The EGR valve (Exhaust Gas Recirculation Valve) Recirculates exhaust gases through the intake manifold to be burned again, cooling peak combustion temperature. Dilutes the air and fuel mixture to keep the nitrogen oxide emissions within breathable limits. This comes straight from the ASE tests. The catalytic converter takes care of the hydrocarbons or unburned fuel. (This is not the purpose of the EGR valve) SMOG pump: Sometimes called the A.I.R. (air injection ecirculation pump), it's a belt-driven device designed to force outside air into the exhaust ports. The outside air will supply oxygen to stimulate the continued burning of hot excess fuel and gases leaving through the exhaust valves and passing into the exhaust manifold.
EGR Valve Operation:
Sep 5th, 00, 07:30 AM
What you have stated up above is what I have learned recently at a very reputable tech school and what BMW teaches there technicians. This is also on the CURRENT ASE tests. I have completed 6 of the ASE's so far. Now I'm not saying anyone is wrong or a liar here but this is just what I have learned. There is nothing wrong with debate but we all must respect each others opinions and not get violent. Lets have some fun and relax....
Sep 5th, 00, 05:09 PM
Hey listen guys I am in no way wanting to be disrespectful in any way shape or form by getting into this. I just can't get it through my thick head that the EGR is to recirculate gases to be "reburned". Every thing that I have learned about the EGR is as I stated above.
If any one has some factual documents supporting the reburn theory, I would be most interested in getting a copy, please send them or e-mail to me.

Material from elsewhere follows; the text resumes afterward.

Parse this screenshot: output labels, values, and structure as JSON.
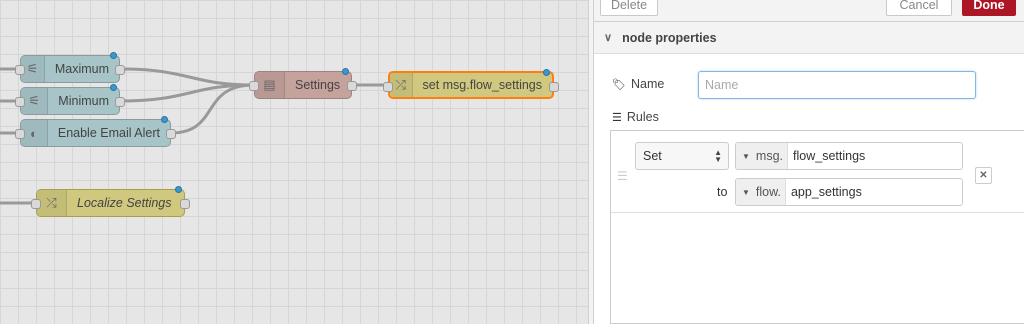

I stand corrected by Chev64 that exhaust back pressure does effect the operation of the EGR.
Sep 5th, 00, 05:46 PM
thats what i thought.